Edoardo Gordigiani was born in Florence in 1866 and was the son of the painter Michele Gordigiani. He undoubtedly received his first artistic imprint from his father, but in 1883 he enrolled in the figure painting course at the Accademia di Belle Arti in Florence. Having completed his classic apprenticeship with masters such as Cassioli, Rivalta and Fattori, he added to this initial canonical training a series of trips to Paris in the 1880s, which brought him closer to Impressionist painting.
He made his debut at the Universal Exhibition in Paris in 1889 with a Portrait, while the following year he exhibited five works in Florence: Pink Portrait, English Portrait, Light Portrait, Snowfall and Sun and Study of Harmony in Dark Blue.
Between the United States and Tuscany
Characterised by a loose, broad and full-bodied brushstroke, he laid the foundations for his figurative and landscape experimentation, exhibiting during the 1990s works such as Portrait of Ugo Adami, Shelley’s Houses and Garden, Portrait – the Tea, paintings commissioned by aristocratic Florentine families that guaranteed him immediate success, especially abroad.
In the mid-1990s, he moved to the United States, where he devoted himself mainly to portraits. It was here that he executed his most famous canvases, such as Portrait of Cardinal Gibbons Archbishop of Baltimore, Portrait of Hemaò al Molk and the beautiful Portrait of Eleonora Duse in The Lady of the Camellias. He sent all these paintings to the Florentine exhibitions of the 1990s and early 20th century, while also participating in New York and Paris exhibitions.
The landscape: a vibrant and luminous brushstroke
On his return from America, he stayed first in Rome, then in Pisa and Castiglioncello and then again in Florence in 1915. In the meantime, he took part in the most important Italian exhibitions. In 1911 he sent Ritratto di un violinista (Portrait of a Violinist) to the International Exhibition in Rome. In 1913 he participated in the first exhibition of the Roman Secession with L’Arno a Pisa and in 1914 in the second with Tempio della Concordia a Girgenti, Natura morta and Effetto grigio.
To this period belong a series of landscapes dedicated to Taormina, unfortunately today of unknown location. Alongside portraits, he made landscape and still life his favourite genres throughout the 20th century. At the Florentine Spring Exhibition in 1922 he exhibited Il bagno nel ruscello (Bath in the Brook) and Chiesetta in montagna (Little Church in the Mountains), and at the Regional Art Exhibitions in Tuscany in the 1930s he presented works such as Il giovane violinista Donati (The Young Violinist Donati), Paese (Country), A Poplano (At Poplano), Ritratto della Signorina Bertini (Portrait of Miss Bertini), Bomba col cerchio (Bomb with a Circle) and Finestra aperta (Open Window).

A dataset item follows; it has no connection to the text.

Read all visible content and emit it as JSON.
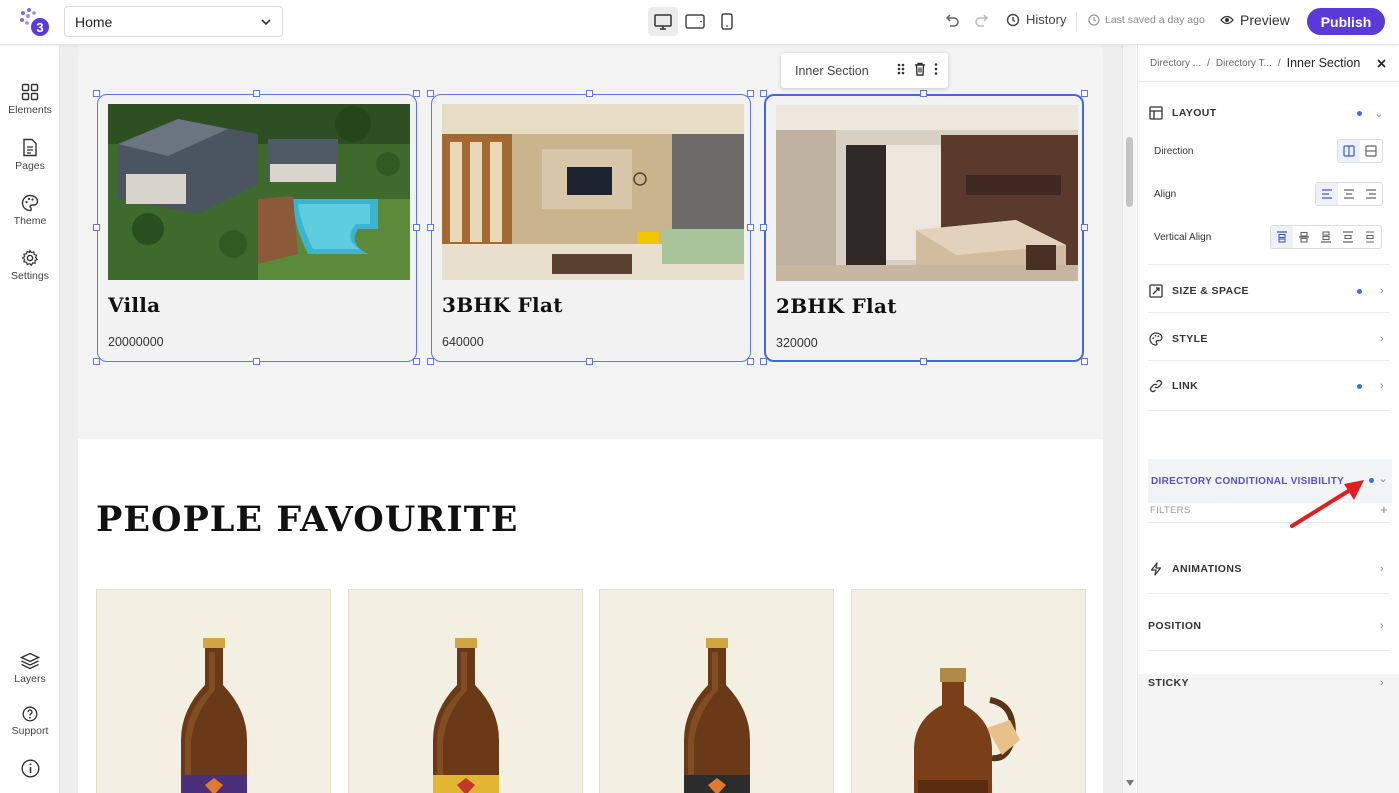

His success in Italy came later than that achieved immediately in the Florentine area and then in America. But it was definitively decreed when he was given a personal room at the Quadriennale in Rome in 1939 in which he presented more than thirty paintings.
These included Boccadasse dal mare, Signora dal cappello nero, Sognando ad occhi aperti, Ciliegie e bottiglia nera, Libecciata, Ritratto dai fiocchi neri, Ombre sulla rena and Figura all’aperto. He continued to participate in exhibitions in Florence until the 1950s. He died in his hometown in 1961.